# What to do:
Line by line, please look for the word "label" in the following records, then copy each line you find it in.

# Records for the task:
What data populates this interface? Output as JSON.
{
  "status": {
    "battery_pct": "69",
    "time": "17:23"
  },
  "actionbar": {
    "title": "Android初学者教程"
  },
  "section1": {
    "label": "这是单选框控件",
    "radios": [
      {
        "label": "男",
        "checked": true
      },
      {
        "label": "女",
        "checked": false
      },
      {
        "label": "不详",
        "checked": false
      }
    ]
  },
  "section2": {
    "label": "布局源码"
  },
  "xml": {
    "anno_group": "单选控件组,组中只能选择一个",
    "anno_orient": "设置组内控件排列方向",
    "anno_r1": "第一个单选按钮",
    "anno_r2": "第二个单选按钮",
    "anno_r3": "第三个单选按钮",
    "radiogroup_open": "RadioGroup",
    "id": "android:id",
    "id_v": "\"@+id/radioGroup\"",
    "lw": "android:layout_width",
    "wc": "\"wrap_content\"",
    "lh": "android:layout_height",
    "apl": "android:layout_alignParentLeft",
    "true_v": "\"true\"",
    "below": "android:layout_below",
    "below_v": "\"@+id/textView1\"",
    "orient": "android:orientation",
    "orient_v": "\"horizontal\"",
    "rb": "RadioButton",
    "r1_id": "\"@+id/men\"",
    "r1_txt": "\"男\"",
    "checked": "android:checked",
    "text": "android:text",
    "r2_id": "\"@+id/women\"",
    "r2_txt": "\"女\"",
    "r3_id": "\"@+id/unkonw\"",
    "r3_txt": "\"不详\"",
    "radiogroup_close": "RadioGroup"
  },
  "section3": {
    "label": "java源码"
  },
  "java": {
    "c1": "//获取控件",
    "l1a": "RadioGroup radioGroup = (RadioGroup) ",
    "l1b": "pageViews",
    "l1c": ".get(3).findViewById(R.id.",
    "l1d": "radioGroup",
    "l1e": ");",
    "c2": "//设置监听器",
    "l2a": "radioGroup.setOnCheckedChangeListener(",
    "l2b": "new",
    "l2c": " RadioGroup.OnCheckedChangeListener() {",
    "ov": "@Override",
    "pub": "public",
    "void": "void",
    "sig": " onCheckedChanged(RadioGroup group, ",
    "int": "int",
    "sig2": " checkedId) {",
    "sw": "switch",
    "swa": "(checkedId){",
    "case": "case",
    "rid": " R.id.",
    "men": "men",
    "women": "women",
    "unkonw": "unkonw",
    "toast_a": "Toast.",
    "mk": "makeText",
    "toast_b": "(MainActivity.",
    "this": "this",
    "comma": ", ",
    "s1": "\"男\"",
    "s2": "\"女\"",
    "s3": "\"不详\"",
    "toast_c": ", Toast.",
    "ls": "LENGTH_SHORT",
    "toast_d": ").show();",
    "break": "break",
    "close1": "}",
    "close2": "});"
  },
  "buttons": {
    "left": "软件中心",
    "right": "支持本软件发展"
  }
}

# Answer section:
    "label": "这是单选框控件",
        "label": "男",
        "label": "女",
        "label": "不详",
    "label": "布局源码"
    "label": "java源码"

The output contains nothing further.